PROBLEM TO WORK ON = All of the records below are to be given again word for word, with the pictures removed.

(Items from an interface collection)

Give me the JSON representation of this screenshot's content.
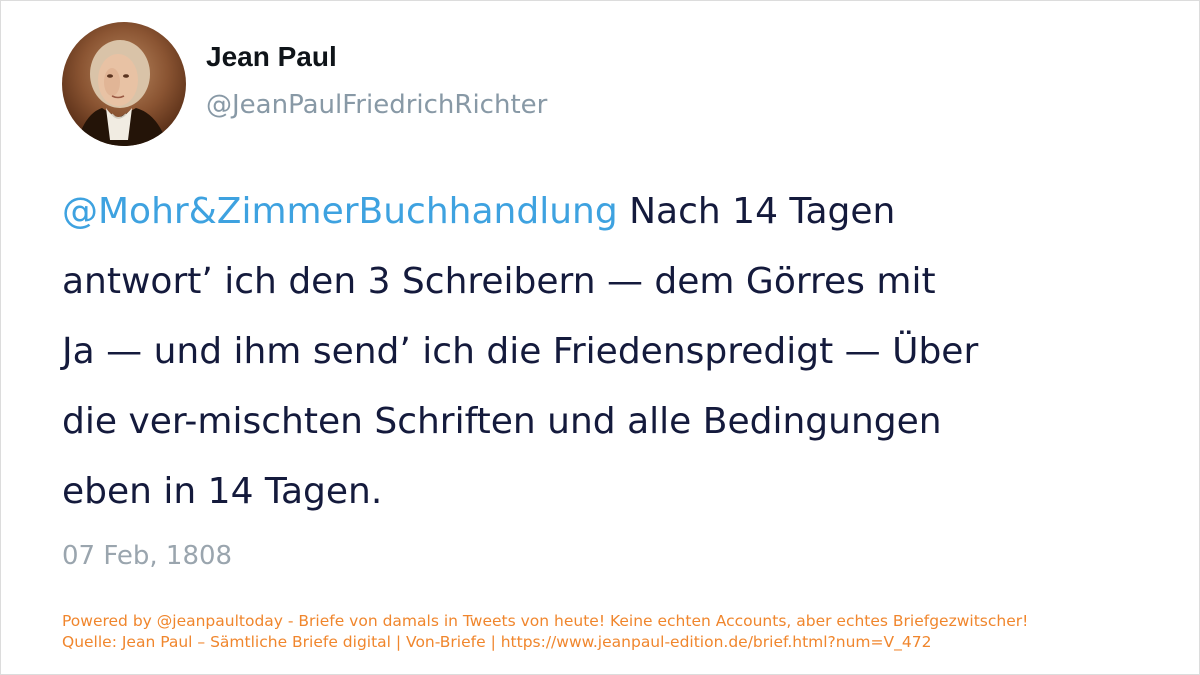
{
  "author": {
    "name": "Jean Paul",
    "handle": "@JeanPaulFriedrichRichter",
    "avatar_icon": "portrait-avatar-icon"
  },
  "tweet": {
    "mention": "@Mohr&ZimmerBuchhandlung",
    "lines": [
      " Nach 14 Tagen",
      "antwort’ ich den 3 Schreibern — dem Görres mit",
      "Ja — und ihm send’ ich die Friedenspredigt — Über",
      "die ver-mischten Schriften und alle Bedingungen",
      "eben in 14 Tagen."
    ],
    "date": "07 Feb, 1808"
  },
  "footer": {
    "powered_by": "Powered by @jeanpaultoday - Briefe von damals in Tweets von heute! Keine echten Accounts, aber echtes Briefgezwitscher!",
    "source": "Quelle: Jean Paul – Sämtliche Briefe digital | Von-Briefe | https://www.jeanpaul-edition.de/brief.html?num=V_472"
  },
  "colors": {
    "mention": "#3ea2e0",
    "text": "#141a3c",
    "secondary": "#8899a6",
    "footer": "#f0862d"
  }
}
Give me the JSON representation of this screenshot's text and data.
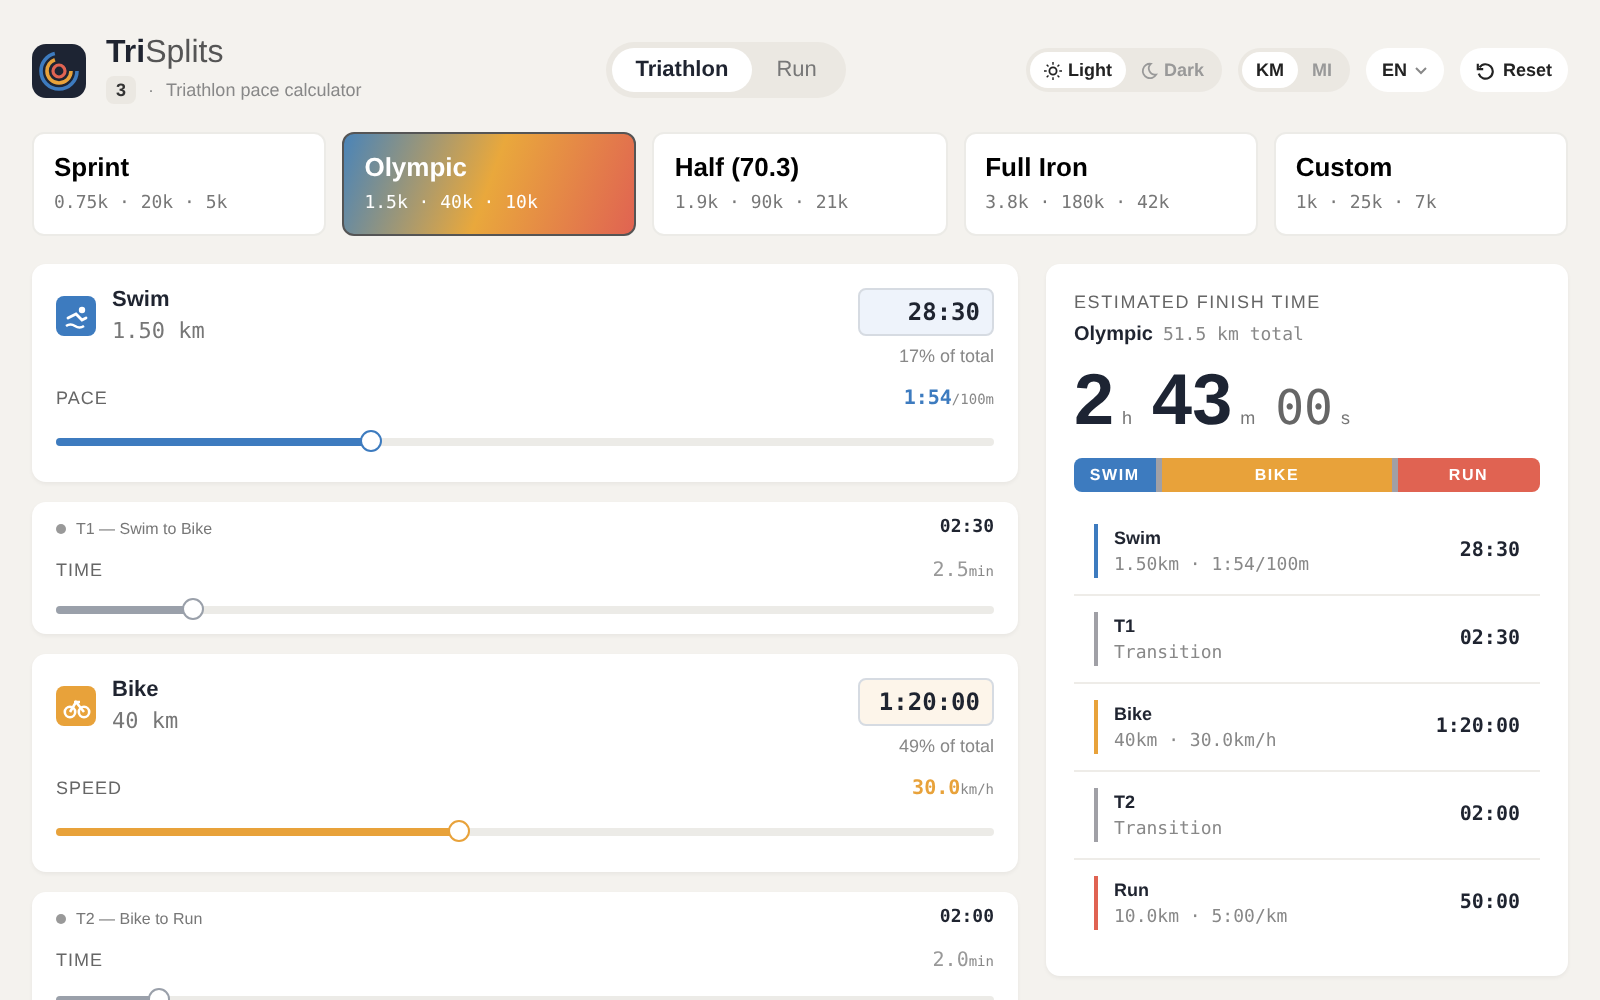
{
  "header": {
    "title_bold": "Tri",
    "title_rest": "Splits",
    "badge": "3",
    "separator": "·",
    "subtitle": "Triathlon pace calculator"
  },
  "mode_tabs": [
    {
      "label": "Triathlon",
      "selected": true
    },
    {
      "label": "Run",
      "selected": false
    }
  ],
  "theme_toggle": [
    {
      "label": "Light",
      "selected": true
    },
    {
      "label": "Dark",
      "selected": false
    }
  ],
  "unit_toggle": [
    {
      "label": "KM",
      "selected": true
    },
    {
      "label": "MI",
      "selected": false
    }
  ],
  "language": {
    "label": "EN"
  },
  "reset": {
    "label": "Reset"
  },
  "presets": [
    {
      "name": "Sprint",
      "distances": "0.75k · 20k · 5k",
      "selected": false
    },
    {
      "name": "Olympic",
      "distances": "1.5k · 40k · 10k",
      "selected": true
    },
    {
      "name": "Half (70.3)",
      "distances": "1.9k · 90k · 21k",
      "selected": false
    },
    {
      "name": "Full Iron",
      "distances": "3.8k · 180k · 42k",
      "selected": false
    },
    {
      "name": "Custom",
      "distances": "1k · 25k · 7k",
      "selected": false
    }
  ],
  "legs": [
    {
      "kind": "sport",
      "name": "Swim",
      "distance": "1.50 km",
      "time": "28:30",
      "share": "17% of total",
      "param": "PACE",
      "value": "1:54",
      "unit": "/100m",
      "level": 0.337,
      "color": "#3d7bbf"
    },
    {
      "kind": "transition",
      "title": "T1 — Swim to Bike",
      "time": "02:30",
      "param": "TIME",
      "value": "2.5",
      "unit": "min",
      "level": 0.147
    },
    {
      "kind": "sport",
      "name": "Bike",
      "distance": "40 km",
      "time": "1:20:00",
      "share": "49% of total",
      "param": "SPEED",
      "value": "30.0",
      "unit": "km/h",
      "level": 0.43,
      "color": "#e8a23a"
    },
    {
      "kind": "transition",
      "title": "T2 — Bike to Run",
      "time": "02:00",
      "param": "TIME",
      "value": "2.0",
      "unit": "min",
      "level": 0.11
    }
  ],
  "summary": {
    "heading": "ESTIMATED FINISH TIME",
    "race": "Olympic",
    "total": "51.5 km total",
    "finish": [
      {
        "value": "2",
        "unit": "h",
        "dim": false
      },
      {
        "value": "43",
        "unit": "m",
        "dim": false
      },
      {
        "value": "00",
        "unit": "s",
        "dim": true
      }
    ],
    "splits": [
      {
        "name": "Swim",
        "bar_label": "SWIM",
        "detail": "1.50km · 1:54/100m",
        "time": "28:30",
        "color": "#3d7bbf"
      },
      {
        "name": "T1",
        "detail": "Transition",
        "time": "02:30",
        "color": "#a0a0a6"
      },
      {
        "name": "Bike",
        "bar_label": "BIKE",
        "detail": "40km · 30.0km/h",
        "time": "1:20:00",
        "color": "#e8a23a"
      },
      {
        "name": "T2",
        "detail": "Transition",
        "time": "02:00",
        "color": "#a0a0a6"
      },
      {
        "name": "Run",
        "bar_label": "RUN",
        "detail": "10.0km · 5:00/km",
        "time": "50:00",
        "color": "#e06352"
      }
    ]
  }
}
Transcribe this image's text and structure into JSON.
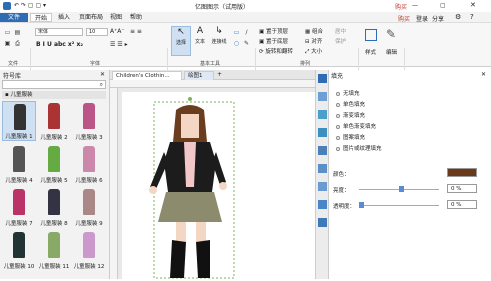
{
  "title": "亿图图示（试用版）",
  "window_right": {
    "buy": "购买",
    "login": "登录",
    "share": "分享"
  },
  "menus": [
    "文件",
    "开始",
    "插入",
    "页面布局",
    "视图",
    "帮助"
  ],
  "font": {
    "name": "宋体",
    "size": "10"
  },
  "ribbon_groups": [
    "文件",
    "字体",
    "基本工具",
    "排列"
  ],
  "tools": [
    "选择",
    "文本",
    "连接线"
  ],
  "arrange": [
    "置于顶层",
    "置于底层",
    "旋转和翻转",
    "组合",
    "对齐",
    "大小",
    "居中",
    "保护"
  ],
  "style_labels": [
    "样式",
    "编辑"
  ],
  "lib": {
    "title": "符号库",
    "category": "儿童服装",
    "items": [
      "儿童服装 1",
      "儿童服装 2",
      "儿童服装 3",
      "儿童服装 4",
      "儿童服装 5",
      "儿童服装 6",
      "儿童服装 7",
      "儿童服装 8",
      "儿童服装 9",
      "儿童服装 10",
      "儿童服装 11",
      "儿童服装 12"
    ]
  },
  "tabs": [
    "Children's Clothin...",
    "绘图1"
  ],
  "fill": {
    "title": "填充",
    "options": [
      "无填充",
      "单色填充",
      "渐变填充",
      "单色渐变填充",
      "图案填充",
      "图片或纹理填充"
    ],
    "color_label": "颜色：",
    "brightness_label": "亮度：",
    "brightness_val": "0 %",
    "transparency_label": "透明度：",
    "transparency_val": "0 %"
  },
  "colors": {
    "accent": "#2e6db4",
    "fill_swatch": "#6b3a1a"
  }
}
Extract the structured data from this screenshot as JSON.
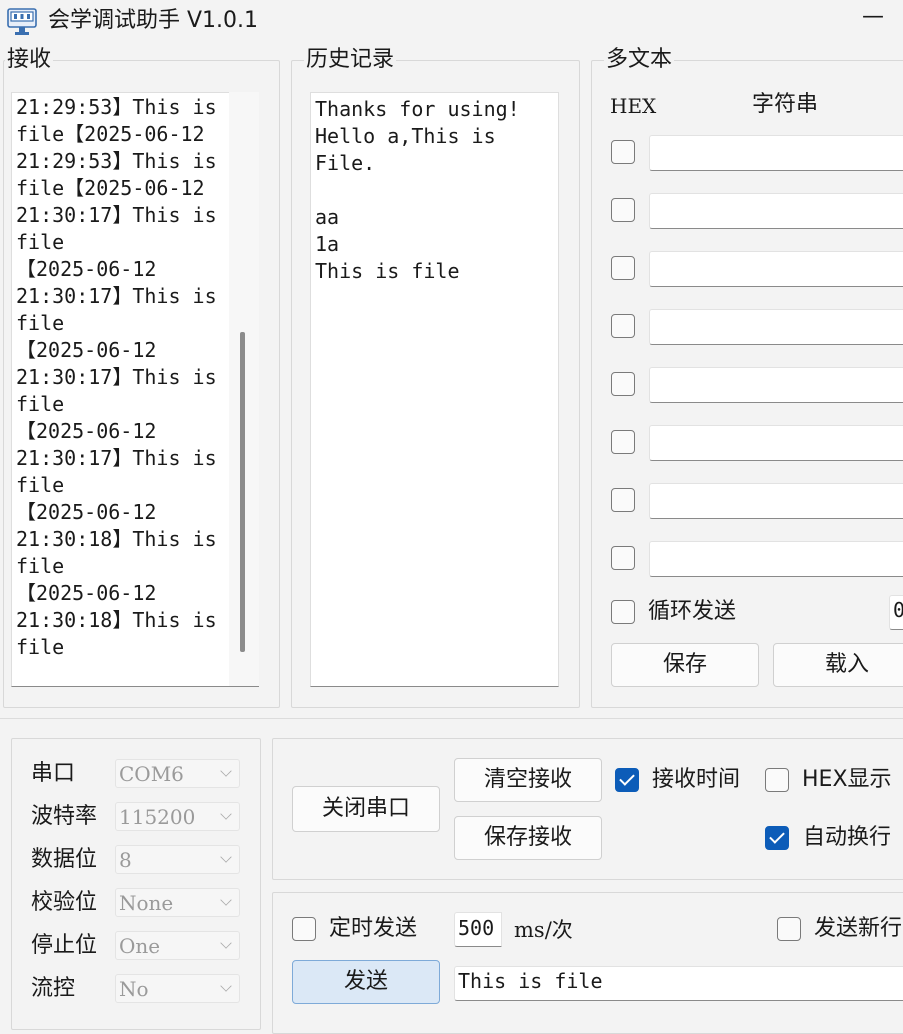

SOLVED EXERCISE =
Give me the JSON representation of this screenshot's content.
{
  "author": {
    "name": "Jean Paul",
    "handle": "@JeanPaulFriedrichRichter",
    "avatar_icon": "portrait-avatar-icon"
  },
  "tweet": {
    "mention": "@Mohr&ZimmerBuchhandlung",
    "lines": [
      " Nach 14 Tagen",
      "antwort’ ich den 3 Schreibern — dem Görres mit",
      "Ja — und ihm send’ ich die Friedenspredigt — Über",
      "die ver-mischten Schriften und alle Bedingungen",
      "eben in 14 Tagen."
    ],
    "date": "07 Feb, 1808"
  },
  "footer": {
    "powered_by": "Powered by @jeanpaultoday - Briefe von damals in Tweets von heute! Keine echten Accounts, aber echtes Briefgezwitscher!",
    "source": "Quelle: Jean Paul – Sämtliche Briefe digital | Von-Briefe | https://www.jeanpaul-edition.de/brief.html?num=V_472"
  },
  "colors": {
    "mention": "#3ea2e0",
    "text": "#141a3c",
    "secondary": "#8899a6",
    "footer": "#f0862d"
  }
}
Give me the JSON representation of this screenshot's text and data.
{
  "header": {
    "title_bold": "Tri",
    "title_rest": "Splits",
    "badge": "3",
    "separator": "·",
    "subtitle": "Triathlon pace calculator"
  },
  "mode_tabs": [
    {
      "label": "Triathlon",
      "selected": true
    },
    {
      "label": "Run",
      "selected": false
    }
  ],
  "theme_toggle": [
    {
      "label": "Light",
      "selected": true
    },
    {
      "label": "Dark",
      "selected": false
    }
  ],
  "unit_toggle": [
    {
      "label": "KM",
      "selected": true
    },
    {
      "label": "MI",
      "selected": false
    }
  ],
  "language": {
    "label": "EN"
  },
  "reset": {
    "label": "Reset"
  },
  "presets": [
    {
      "name": "Sprint",
      "distances": "0.75k · 20k · 5k",
      "selected": false
    },
    {
      "name": "Olympic",
      "distances": "1.5k · 40k · 10k",
      "selected": true
    },
    {
      "name": "Half (70.3)",
      "distances": "1.9k · 90k · 21k",
      "selected": false
    },
    {
      "name": "Full Iron",
      "distances": "3.8k · 180k · 42k",
      "selected": false
    },
    {
      "name": "Custom",
      "distances": "1k · 25k · 7k",
      "selected": false
    }
  ],
  "legs": [
    {
      "kind": "sport",
      "name": "Swim",
      "distance": "1.50 km",
      "time": "28:30",
      "share": "17% of total",
      "param": "PACE",
      "value": "1:54",
      "unit": "/100m",
      "level": 0.337,
      "color": "#3d7bbf"
    },
    {
      "kind": "transition",
      "title": "T1 — Swim to Bike",
      "time": "02:30",
      "param": "TIME",
      "value": "2.5",
      "unit": "min",
      "level": 0.147
    },
    {
      "kind": "sport",
      "name": "Bike",
      "distance": "40 km",
      "time": "1:20:00",
      "share": "49% of total",
      "param": "SPEED",
      "value": "30.0",
      "unit": "km/h",
      "level": 0.43,
      "color": "#e8a23a"
    },
    {
      "kind": "transition",
      "title": "T2 — Bike to Run",
      "time": "02:00",
      "param": "TIME",
      "value": "2.0",
      "unit": "min",
      "level": 0.11
    }
  ],
  "summary": {
    "heading": "ESTIMATED FINISH TIME",
    "race": "Olympic",
    "total": "51.5 km total",
    "finish": [
      {
        "value": "2",
        "unit": "h",
        "dim": false
      },
      {
        "value": "43",
        "unit": "m",
        "dim": false
      },
      {
        "value": "00",
        "unit": "s",
        "dim": true
      }
    ],
    "splits": [
      {
        "name": "Swim",
        "bar_label": "SWIM",
        "detail": "1.50km · 1:54/100m",
        "time": "28:30",
        "color": "#3d7bbf"
      },
      {
        "name": "T1",
        "detail": "Transition",
        "time": "02:30",
        "color": "#a0a0a6"
      },
      {
        "name": "Bike",
        "bar_label": "BIKE",
        "detail": "40km · 30.0km/h",
        "time": "1:20:00",
        "color": "#e8a23a"
      },
      {
        "name": "T2",
        "detail": "Transition",
        "time": "02:00",
        "color": "#a0a0a6"
      },
      {
        "name": "Run",
        "bar_label": "RUN",
        "detail": "10.0km · 5:00/km",
        "time": "50:00",
        "color": "#e06352"
      }
    ]
  }
}
Transcribe this image's text and structure into JSON.
{
  "title": "亿图图示（试用版）",
  "window_right": {
    "buy": "购买",
    "login": "登录",
    "share": "分享"
  },
  "menus": [
    "文件",
    "开始",
    "插入",
    "页面布局",
    "视图",
    "帮助"
  ],
  "font": {
    "name": "宋体",
    "size": "10"
  },
  "ribbon_groups": [
    "文件",
    "字体",
    "基本工具",
    "排列"
  ],
  "tools": [
    "选择",
    "文本",
    "连接线"
  ],
  "arrange": [
    "置于顶层",
    "置于底层",
    "旋转和翻转",
    "组合",
    "对齐",
    "大小",
    "居中",
    "保护"
  ],
  "style_labels": [
    "样式",
    "编辑"
  ],
  "lib": {
    "title": "符号库",
    "category": "儿童服装",
    "items": [
      "儿童服装 1",
      "儿童服装 2",
      "儿童服装 3",
      "儿童服装 4",
      "儿童服装 5",
      "儿童服装 6",
      "儿童服装 7",
      "儿童服装 8",
      "儿童服装 9",
      "儿童服装 10",
      "儿童服装 11",
      "儿童服装 12"
    ]
  },
  "tabs": [
    "Children's Clothin...",
    "绘图1"
  ],
  "fill": {
    "title": "填充",
    "options": [
      "无填充",
      "单色填充",
      "渐变填充",
      "单色渐变填充",
      "图案填充",
      "图片或纹理填充"
    ],
    "color_label": "颜色：",
    "brightness_label": "亮度：",
    "brightness_val": "0 %",
    "transparency_label": "透明度：",
    "transparency_val": "0 %"
  },
  "colors": {
    "accent": "#2e6db4",
    "fill_swatch": "#6b3a1a"
  }
}
Extract the structured data from this screenshot as JSON.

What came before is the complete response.